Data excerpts
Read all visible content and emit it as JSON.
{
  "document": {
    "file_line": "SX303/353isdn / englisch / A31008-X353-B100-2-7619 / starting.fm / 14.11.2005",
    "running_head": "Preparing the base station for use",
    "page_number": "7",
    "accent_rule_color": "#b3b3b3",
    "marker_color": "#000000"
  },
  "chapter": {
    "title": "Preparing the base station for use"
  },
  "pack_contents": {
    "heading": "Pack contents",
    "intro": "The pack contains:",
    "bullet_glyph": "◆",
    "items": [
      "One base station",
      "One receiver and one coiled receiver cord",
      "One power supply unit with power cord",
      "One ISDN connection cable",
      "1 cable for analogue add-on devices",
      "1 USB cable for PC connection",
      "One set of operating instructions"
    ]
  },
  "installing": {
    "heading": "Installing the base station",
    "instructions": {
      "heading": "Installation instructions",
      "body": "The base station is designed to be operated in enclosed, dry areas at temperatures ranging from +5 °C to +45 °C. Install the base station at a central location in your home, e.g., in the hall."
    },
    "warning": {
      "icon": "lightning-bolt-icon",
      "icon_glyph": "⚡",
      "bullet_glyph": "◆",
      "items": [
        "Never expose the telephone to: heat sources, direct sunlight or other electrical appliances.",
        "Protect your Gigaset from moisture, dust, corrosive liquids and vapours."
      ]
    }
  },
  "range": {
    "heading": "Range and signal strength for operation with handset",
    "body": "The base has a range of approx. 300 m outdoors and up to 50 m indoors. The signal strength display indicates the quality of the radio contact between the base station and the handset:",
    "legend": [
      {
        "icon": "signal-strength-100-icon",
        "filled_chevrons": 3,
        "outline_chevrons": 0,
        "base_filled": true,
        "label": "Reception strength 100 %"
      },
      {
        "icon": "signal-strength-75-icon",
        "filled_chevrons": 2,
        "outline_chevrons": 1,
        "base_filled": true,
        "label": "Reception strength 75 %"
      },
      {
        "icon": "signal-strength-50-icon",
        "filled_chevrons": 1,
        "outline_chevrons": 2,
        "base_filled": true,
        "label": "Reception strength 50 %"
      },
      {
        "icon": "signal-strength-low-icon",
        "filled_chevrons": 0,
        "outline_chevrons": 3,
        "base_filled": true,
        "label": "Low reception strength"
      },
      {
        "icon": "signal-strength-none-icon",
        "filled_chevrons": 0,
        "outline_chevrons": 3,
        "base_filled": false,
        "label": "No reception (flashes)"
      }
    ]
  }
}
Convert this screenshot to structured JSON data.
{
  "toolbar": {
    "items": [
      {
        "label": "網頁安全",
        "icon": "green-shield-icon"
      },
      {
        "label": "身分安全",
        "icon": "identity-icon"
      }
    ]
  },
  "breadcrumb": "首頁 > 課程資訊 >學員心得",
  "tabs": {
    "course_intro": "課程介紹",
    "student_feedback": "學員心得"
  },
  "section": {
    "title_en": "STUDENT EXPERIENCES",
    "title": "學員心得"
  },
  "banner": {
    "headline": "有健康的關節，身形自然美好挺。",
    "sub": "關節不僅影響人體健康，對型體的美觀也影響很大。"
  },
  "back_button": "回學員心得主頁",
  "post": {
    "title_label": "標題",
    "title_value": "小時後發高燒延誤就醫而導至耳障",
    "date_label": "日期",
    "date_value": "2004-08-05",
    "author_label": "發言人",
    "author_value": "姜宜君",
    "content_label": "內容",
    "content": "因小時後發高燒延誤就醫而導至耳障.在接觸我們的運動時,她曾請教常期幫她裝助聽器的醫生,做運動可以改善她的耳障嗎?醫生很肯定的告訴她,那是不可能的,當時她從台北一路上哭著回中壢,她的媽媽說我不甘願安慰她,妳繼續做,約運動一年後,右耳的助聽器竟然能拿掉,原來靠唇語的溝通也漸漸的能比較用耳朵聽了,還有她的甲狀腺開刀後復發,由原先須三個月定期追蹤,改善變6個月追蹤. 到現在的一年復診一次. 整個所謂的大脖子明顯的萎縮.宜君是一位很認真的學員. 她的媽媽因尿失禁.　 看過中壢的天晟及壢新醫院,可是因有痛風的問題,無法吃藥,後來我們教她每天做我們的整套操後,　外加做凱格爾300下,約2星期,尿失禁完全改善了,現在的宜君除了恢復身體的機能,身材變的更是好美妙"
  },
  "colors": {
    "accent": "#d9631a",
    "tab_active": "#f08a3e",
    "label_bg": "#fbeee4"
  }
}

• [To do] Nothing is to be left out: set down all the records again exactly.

• [Exercise result]
Read all visible content and emit it as JSON.
{
  "document": {
    "file_line": "SX303/353isdn / englisch / A31008-X353-B100-2-7619 / starting.fm / 14.11.2005",
    "running_head": "Preparing the base station for use",
    "page_number": "7",
    "accent_rule_color": "#b3b3b3",
    "marker_color": "#000000"
  },
  "chapter": {
    "title": "Preparing the base station for use"
  },
  "pack_contents": {
    "heading": "Pack contents",
    "intro": "The pack contains:",
    "bullet_glyph": "◆",
    "items": [
      "One base station",
      "One receiver and one coiled receiver cord",
      "One power supply unit with power cord",
      "One ISDN connection cable",
      "1 cable for analogue add-on devices",
      "1 USB cable for PC connection",
      "One set of operating instructions"
    ]
  },
  "installing": {
    "heading": "Installing the base station",
    "instructions": {
      "heading": "Installation instructions",
      "body": "The base station is designed to be operated in enclosed, dry areas at temperatures ranging from +5 °C to +45 °C. Install the base station at a central location in your home, e.g., in the hall."
    },
    "warning": {
      "icon": "lightning-bolt-icon",
      "icon_glyph": "⚡",
      "bullet_glyph": "◆",
      "items": [
        "Never expose the telephone to: heat sources, direct sunlight or other electrical appliances.",
        "Protect your Gigaset from moisture, dust, corrosive liquids and vapours."
      ]
    }
  },
  "range": {
    "heading": "Range and signal strength for operation with handset",
    "body": "The base has a range of approx. 300 m outdoors and up to 50 m indoors. The signal strength display indicates the quality of the radio contact between the base station and the handset:",
    "legend": [
      {
        "icon": "signal-strength-100-icon",
        "filled_chevrons": 3,
        "outline_chevrons": 0,
        "base_filled": true,
        "label": "Reception strength 100 %"
      },
      {
        "icon": "signal-strength-75-icon",
        "filled_chevrons": 2,
        "outline_chevrons": 1,
        "base_filled": true,
        "label": "Reception strength 75 %"
      },
      {
        "icon": "signal-strength-50-icon",
        "filled_chevrons": 1,
        "outline_chevrons": 2,
        "base_filled": true,
        "label": "Reception strength 50 %"
      },
      {
        "icon": "signal-strength-low-icon",
        "filled_chevrons": 0,
        "outline_chevrons": 3,
        "base_filled": true,
        "label": "Low reception strength"
      },
      {
        "icon": "signal-strength-none-icon",
        "filled_chevrons": 0,
        "outline_chevrons": 3,
        "base_filled": false,
        "label": "No reception (flashes)"
      }
    ]
  }
}
Convert this screenshot to structured JSON data.
{
  "toolbar": {
    "items": [
      {
        "label": "網頁安全",
        "icon": "green-shield-icon"
      },
      {
        "label": "身分安全",
        "icon": "identity-icon"
      }
    ]
  },
  "breadcrumb": "首頁 > 課程資訊 >學員心得",
  "tabs": {
    "course_intro": "課程介紹",
    "student_feedback": "學員心得"
  },
  "section": {
    "title_en": "STUDENT EXPERIENCES",
    "title": "學員心得"
  },
  "banner": {
    "headline": "有健康的關節，身形自然美好挺。",
    "sub": "關節不僅影響人體健康，對型體的美觀也影響很大。"
  },
  "back_button": "回學員心得主頁",
  "post": {
    "title_label": "標題",
    "title_value": "小時後發高燒延誤就醫而導至耳障",
    "date_label": "日期",
    "date_value": "2004-08-05",
    "author_label": "發言人",
    "author_value": "姜宜君",
    "content_label": "內容",
    "content": "因小時後發高燒延誤就醫而導至耳障.在接觸我們的運動時,她曾請教常期幫她裝助聽器的醫生,做運動可以改善她的耳障嗎?醫生很肯定的告訴她,那是不可能的,當時她從台北一路上哭著回中壢,她的媽媽說我不甘願安慰她,妳繼續做,約運動一年後,右耳的助聽器竟然能拿掉,原來靠唇語的溝通也漸漸的能比較用耳朵聽了,還有她的甲狀腺開刀後復發,由原先須三個月定期追蹤,改善變6個月追蹤. 到現在的一年復診一次. 整個所謂的大脖子明顯的萎縮.宜君是一位很認真的學員. 她的媽媽因尿失禁.　 看過中壢的天晟及壢新醫院,可是因有痛風的問題,無法吃藥,後來我們教她每天做我們的整套操後,　外加做凱格爾300下,約2星期,尿失禁完全改善了,現在的宜君除了恢復身體的機能,身材變的更是好美妙"
  },
  "colors": {
    "accent": "#d9631a",
    "tab_active": "#f08a3e",
    "label_bg": "#fbeee4"
  }
}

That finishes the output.